A Chief Financial Officer — or CFO — is a critical part of your business team. Small businesses don’t need one onboard right away, however. You know what they say about having too many cooks in the kitchen. But when things in your proverbial kitchen start heating up, you may want to start thinking about recruiting a CFO. Use the below advice as guidelines for when to begin looking, and for delegating tasks once you find yours.
What does a CFO do?
In small businesses, the CFO is responsible for the interpretation of the results, cost control measures, capital acquisition and forward thinking due to economic, industry, tax, government regulation and social issues. The CFO is in charge of the company’s entire banking relationship, as well. Furthermore, many times, the CFO is also the OFO, or Only Financial Officer, and relies on bookkeepers for accurate processing for financial information.
Marc P. Palker, CMA, director of CFO Consulting Partners, LLC —, told Forbes contributor Jeff Thomson that a CFO needs to have a hands-on approach and be extremely growth-oriented, especially as part of a start-up company.

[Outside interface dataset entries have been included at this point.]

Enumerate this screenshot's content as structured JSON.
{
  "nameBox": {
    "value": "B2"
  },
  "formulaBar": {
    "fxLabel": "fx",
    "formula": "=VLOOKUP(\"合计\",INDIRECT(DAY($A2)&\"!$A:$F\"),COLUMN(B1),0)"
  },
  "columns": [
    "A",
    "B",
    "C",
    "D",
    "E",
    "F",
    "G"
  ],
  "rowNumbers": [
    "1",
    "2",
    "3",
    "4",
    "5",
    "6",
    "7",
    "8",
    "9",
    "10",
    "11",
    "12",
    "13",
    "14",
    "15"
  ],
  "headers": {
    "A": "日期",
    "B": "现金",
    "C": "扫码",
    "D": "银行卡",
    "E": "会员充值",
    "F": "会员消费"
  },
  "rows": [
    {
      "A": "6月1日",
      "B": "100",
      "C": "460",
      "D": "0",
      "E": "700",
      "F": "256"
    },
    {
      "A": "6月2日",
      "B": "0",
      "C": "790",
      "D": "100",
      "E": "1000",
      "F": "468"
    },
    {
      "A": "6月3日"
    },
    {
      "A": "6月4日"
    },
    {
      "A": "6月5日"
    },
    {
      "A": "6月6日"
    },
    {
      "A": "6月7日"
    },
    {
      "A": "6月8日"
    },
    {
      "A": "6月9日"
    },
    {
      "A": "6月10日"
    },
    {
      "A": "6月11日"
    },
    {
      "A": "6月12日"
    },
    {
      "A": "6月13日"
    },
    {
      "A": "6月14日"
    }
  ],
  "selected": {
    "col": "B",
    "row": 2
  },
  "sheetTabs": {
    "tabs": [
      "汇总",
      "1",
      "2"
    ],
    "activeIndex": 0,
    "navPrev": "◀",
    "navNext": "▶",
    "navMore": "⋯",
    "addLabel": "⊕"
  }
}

“Being in the weeds is critical to controlling growth and communicating results to those with money at stake,” Thomson summarized. “As growth occurs, the company and its key customers, suppliers and employees will face new risks. Managing risk involves not only having insurance, but the CFO must also protect the company from regulatory, environmental and human capital risks.”
Is there a revenue figure I need to hit before hiring a CFO?
There is no uniform answer to this question. It largely depends on the industry and other individual circumstances. Rather than a monetary mark, the complexity of the transactions is what will point to you needing a higher level of expertise or not.
What internal gauges tell me that I’m ready?
The biggest tipping point within the company is when information that helps the business make timely and important decisions is not being prepared, Palker said. “Business owners make decisions at the pace of the business and must be able to rely on the accurate and timely information provided by CFOs.”
What external signs are there?
The easiest way to tell when you should bring on a CFO is when you have unexpected — or even expected — rapid growth. An expansion of automated systems is required to handle the growth, as is additional capital and/or financing. A CFO would be best suited to handle those aspects, leaving the owner to focus on the business side of the deal.
Acquiring a CFO could also help your credibility swell in the eyes of customers, suppliers, financial institutions, shareholders or government regulators.
Another indicator is if a business is preparing for a merger or acquisition. The CFO will be a main part of evaluating a target acquisition, which may involve doing so in-house or choosing a firm to which you outsource the duty. CFOs have the skills required to feed potential investors or lenders, as well.
If you think your small business meets any of the above criteria, be very particular in your employee search. Make sure you are 100 percent confident that your candidate is able to perform the internal and external responsibilities you place upon him or her.